In fact, Younger has been drawn to the Japanese aesthetic from an early age. She still recalls her parents’ reaction when she tried to create a tatami room in her 150-year-old house by gluing beach mats to the floor.

InterviewHer connection with this country is rooted in the arts, though the lessons she has learned in her pursuit of shodo (calligraphy) and sumi-e (black ink painting) have, over time, provided valuable career insights.

Shodo training changed my life,” Younger said. “In the West, we look to the end result or product; in Japan, the process is everything. Most important is the white canvas you face before executing the work.”

She goes on to explain how shodo teaches personal insight, focus, and a renouncement of ego, all of which contribute to understanding Japanese business culture and team harmony. Younger learned first-hand about local business practices while working for a Japanese company, an experience she recommends for all newcomers to learn nemawashi (consensus building), patience, and respect.

A desire to more deeply study sumi-e brought her to this country 18 years ago. She still trains under her first sensei Ilan Yanizky, who is one of the many people who have had a huge impact on her life.

Many of those she calls mentors are long-term ACCJ members, some from her initial days with the organization 10 years ago. “I cannot stress how much I value the people I have met here at the ACCJ and how much they have all added to my life.”

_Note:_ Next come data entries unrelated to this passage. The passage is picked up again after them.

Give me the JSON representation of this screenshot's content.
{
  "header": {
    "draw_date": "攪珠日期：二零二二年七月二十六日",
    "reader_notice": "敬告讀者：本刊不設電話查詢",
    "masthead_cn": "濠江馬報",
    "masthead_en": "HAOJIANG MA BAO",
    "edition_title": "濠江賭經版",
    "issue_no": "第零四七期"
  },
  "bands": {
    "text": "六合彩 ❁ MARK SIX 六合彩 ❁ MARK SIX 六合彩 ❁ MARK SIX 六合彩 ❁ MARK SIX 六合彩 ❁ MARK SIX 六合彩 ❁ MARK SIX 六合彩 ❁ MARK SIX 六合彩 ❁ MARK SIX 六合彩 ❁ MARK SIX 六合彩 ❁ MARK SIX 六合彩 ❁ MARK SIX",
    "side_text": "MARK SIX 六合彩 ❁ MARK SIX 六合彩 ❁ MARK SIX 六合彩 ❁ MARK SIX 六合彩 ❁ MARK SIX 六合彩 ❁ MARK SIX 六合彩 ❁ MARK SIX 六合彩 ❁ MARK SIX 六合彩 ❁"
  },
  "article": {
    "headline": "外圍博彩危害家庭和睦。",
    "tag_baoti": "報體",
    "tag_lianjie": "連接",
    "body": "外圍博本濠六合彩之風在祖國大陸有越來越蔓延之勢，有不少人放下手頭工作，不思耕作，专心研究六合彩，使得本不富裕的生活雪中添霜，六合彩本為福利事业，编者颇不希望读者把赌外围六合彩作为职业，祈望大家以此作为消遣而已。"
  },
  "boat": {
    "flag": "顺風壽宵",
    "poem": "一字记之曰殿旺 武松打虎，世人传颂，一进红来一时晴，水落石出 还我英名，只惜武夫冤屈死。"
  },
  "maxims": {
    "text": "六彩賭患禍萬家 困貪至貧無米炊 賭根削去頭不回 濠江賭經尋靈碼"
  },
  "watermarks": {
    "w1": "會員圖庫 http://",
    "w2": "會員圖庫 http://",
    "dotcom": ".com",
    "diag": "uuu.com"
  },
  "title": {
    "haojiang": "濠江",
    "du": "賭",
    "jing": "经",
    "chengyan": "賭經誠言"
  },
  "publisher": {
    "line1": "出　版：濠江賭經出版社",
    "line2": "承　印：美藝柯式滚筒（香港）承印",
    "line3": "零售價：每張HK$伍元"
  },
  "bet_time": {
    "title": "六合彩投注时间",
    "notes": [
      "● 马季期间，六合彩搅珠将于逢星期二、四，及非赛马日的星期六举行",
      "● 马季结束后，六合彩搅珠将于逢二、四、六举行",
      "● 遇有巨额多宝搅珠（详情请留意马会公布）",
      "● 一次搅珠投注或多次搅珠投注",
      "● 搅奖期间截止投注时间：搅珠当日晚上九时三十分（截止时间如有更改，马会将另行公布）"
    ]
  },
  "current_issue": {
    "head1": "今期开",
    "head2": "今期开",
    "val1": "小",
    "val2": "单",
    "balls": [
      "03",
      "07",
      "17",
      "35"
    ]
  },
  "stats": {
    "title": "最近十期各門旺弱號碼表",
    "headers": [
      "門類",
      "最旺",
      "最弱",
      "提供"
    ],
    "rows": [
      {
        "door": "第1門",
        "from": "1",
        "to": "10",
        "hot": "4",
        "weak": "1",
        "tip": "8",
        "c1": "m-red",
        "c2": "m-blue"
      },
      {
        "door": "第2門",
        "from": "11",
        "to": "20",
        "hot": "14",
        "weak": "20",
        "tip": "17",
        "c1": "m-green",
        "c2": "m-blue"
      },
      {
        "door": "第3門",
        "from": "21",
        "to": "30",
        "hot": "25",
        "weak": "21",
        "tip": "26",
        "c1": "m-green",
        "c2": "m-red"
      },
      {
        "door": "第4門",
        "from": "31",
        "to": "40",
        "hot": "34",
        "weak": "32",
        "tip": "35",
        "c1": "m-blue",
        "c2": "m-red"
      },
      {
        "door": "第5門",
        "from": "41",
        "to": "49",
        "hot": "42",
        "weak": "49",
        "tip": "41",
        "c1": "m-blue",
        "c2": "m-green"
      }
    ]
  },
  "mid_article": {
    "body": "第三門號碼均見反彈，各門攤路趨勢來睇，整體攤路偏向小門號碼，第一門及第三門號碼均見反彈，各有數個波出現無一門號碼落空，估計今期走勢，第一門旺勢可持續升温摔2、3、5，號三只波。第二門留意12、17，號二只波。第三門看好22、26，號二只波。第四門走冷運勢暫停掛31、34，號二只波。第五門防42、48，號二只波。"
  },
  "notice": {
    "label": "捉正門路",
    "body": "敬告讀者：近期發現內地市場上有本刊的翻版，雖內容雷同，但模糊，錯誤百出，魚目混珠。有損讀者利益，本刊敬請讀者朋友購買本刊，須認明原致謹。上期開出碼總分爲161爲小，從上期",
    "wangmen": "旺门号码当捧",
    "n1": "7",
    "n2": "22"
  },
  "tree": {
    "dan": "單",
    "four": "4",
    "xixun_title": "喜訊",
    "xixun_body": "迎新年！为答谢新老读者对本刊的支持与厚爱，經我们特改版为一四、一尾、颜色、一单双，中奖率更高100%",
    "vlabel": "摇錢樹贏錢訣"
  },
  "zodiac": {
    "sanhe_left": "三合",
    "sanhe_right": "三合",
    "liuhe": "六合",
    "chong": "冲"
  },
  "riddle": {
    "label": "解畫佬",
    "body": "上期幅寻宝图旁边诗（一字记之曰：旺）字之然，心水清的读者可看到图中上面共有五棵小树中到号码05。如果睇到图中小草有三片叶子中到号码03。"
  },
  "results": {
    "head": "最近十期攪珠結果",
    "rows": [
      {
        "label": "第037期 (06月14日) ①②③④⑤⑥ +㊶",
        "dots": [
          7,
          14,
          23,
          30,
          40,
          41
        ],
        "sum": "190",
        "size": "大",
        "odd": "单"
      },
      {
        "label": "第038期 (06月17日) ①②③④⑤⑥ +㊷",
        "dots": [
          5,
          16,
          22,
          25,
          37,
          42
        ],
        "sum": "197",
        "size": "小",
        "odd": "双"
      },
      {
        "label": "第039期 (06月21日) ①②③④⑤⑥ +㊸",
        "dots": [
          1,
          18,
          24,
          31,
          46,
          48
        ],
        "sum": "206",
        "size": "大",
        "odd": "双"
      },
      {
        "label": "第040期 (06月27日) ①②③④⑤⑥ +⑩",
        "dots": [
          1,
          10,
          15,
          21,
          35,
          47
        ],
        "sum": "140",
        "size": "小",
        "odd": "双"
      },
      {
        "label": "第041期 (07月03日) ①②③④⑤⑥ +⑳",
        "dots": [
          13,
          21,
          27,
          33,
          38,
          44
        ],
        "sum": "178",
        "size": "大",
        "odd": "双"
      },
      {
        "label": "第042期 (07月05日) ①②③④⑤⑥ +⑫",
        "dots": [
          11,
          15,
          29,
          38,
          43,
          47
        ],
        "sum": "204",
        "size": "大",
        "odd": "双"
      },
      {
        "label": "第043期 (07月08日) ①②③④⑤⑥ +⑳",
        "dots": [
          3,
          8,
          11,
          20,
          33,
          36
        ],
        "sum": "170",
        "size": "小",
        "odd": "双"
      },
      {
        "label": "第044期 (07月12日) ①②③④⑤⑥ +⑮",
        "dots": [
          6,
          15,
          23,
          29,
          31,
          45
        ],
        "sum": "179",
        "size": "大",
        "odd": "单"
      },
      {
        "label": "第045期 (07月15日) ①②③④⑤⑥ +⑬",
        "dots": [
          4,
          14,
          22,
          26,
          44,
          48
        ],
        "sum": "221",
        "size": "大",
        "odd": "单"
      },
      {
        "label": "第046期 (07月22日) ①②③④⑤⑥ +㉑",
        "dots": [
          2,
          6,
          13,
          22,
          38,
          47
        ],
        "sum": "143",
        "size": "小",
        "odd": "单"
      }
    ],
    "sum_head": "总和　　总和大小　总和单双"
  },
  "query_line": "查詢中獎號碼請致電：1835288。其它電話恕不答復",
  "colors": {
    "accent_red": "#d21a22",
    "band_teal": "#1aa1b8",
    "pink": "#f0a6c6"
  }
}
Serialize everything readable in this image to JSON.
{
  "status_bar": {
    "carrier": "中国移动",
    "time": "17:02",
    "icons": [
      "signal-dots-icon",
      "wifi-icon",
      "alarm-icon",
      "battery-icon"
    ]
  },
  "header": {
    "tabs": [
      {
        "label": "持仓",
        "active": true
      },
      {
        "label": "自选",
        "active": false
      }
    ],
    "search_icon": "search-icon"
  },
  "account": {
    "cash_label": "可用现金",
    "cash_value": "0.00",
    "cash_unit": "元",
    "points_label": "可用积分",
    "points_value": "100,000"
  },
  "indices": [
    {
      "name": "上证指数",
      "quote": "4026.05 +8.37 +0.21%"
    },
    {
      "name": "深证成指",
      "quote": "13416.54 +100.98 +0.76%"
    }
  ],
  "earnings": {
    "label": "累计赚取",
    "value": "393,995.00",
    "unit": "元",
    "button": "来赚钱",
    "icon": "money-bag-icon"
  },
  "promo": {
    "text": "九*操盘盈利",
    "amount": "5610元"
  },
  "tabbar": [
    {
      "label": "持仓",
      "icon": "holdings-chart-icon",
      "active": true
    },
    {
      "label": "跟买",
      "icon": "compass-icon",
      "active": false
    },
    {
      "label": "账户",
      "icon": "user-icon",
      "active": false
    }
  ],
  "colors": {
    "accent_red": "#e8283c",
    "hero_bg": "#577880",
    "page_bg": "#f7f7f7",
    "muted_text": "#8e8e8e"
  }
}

Younger also values her role as a mentor to others, and has a strong desire to give back, displaying genuine interest in her mentees’ success.

“Everyone has a strength, which leaders have an obligation to find and elicit,” she said. Her leadership philosophy centers on inspiring others to stretch their comfort zones through continuous development.

“I want people to make an impact, and to help them set and achieve their professional goals. If everyone is doing this, the organization will grow as well.”

Younger speaks with conviction about her vision for the ACCJ, of which a core component is growth through innovation. She sees a need for the organization to evolve in line with the rapidly changing external environment, which could entail trying new programs and benefits. “The key is adaptability,” she said.

In addition, she recognizes the ACCJ’s increasingly important role in and beyond the business community in Japan, particularly the chamber’s influence in the Asia–Pacific Council of American Chambers of Commerce.

Her energy and enthusiasm extend beyond her role at the chamber. Younger has been involved with the Association for Women in Finance (AWF) for nearly a decade, having served on the board and as the group’s president for five years.

She is proud of her achievements in bringing like-minded people together to enact positive change, and encouraging the development of leadership skills in every member.

“Leaders come in all shapes and sizes, and I emphasize how everyone should be looking for ways to lead. Every speaker we invited to the AWF had to incorporate something about their leadership journey in their talk, as I think we are all looking for greater things outside our work environments,” she said.

Younger is also a graduate of the McGill MBA program and serves on the school’s advisory board. Her passion for diversity led her to create an alumni group for women, which has proven a valuable forum.

The ACCJ’s new leader has boundless ideas, and it will be exciting to see how she approaches the white canvas spread before her in Tokyo’s most influential foreign business organization.

I cannot stress how much I value the people I have met here at the ACCJ and how much they have all added to my life.